### ACTIVITY
Answer with a single number: the count of lines below that hold "text".

*** Begin section ***

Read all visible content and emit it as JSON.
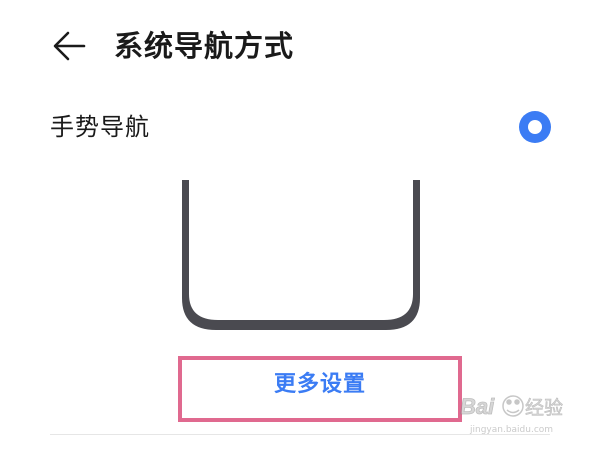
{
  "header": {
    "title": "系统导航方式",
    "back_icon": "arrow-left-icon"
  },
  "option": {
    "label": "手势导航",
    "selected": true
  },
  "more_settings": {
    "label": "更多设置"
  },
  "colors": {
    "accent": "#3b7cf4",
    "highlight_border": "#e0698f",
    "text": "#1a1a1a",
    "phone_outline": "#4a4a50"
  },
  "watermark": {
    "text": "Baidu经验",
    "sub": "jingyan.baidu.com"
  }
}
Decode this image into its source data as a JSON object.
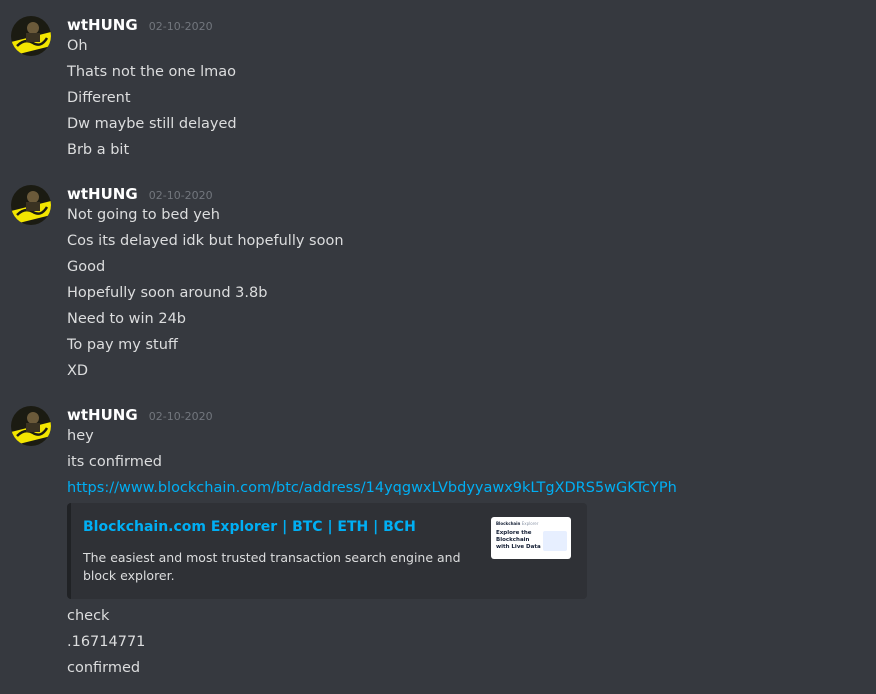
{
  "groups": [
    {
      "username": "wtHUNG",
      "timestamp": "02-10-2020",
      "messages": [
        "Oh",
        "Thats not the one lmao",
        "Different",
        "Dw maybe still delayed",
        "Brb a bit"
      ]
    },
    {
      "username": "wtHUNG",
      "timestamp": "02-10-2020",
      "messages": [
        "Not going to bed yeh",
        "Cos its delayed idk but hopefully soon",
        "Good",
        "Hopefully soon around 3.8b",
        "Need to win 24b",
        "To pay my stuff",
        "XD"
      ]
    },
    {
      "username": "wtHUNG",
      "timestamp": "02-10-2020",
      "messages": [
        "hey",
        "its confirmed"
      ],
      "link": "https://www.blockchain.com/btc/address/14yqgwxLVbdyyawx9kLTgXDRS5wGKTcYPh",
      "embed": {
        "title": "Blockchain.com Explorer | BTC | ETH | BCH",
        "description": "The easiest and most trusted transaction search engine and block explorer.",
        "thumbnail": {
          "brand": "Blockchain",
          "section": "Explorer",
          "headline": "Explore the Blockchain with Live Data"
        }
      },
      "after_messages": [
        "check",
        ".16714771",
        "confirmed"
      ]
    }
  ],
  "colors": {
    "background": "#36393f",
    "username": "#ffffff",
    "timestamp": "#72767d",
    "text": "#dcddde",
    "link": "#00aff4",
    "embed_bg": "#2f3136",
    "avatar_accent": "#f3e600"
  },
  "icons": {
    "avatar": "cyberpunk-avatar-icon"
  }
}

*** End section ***

### EXPECTED ANSWER
3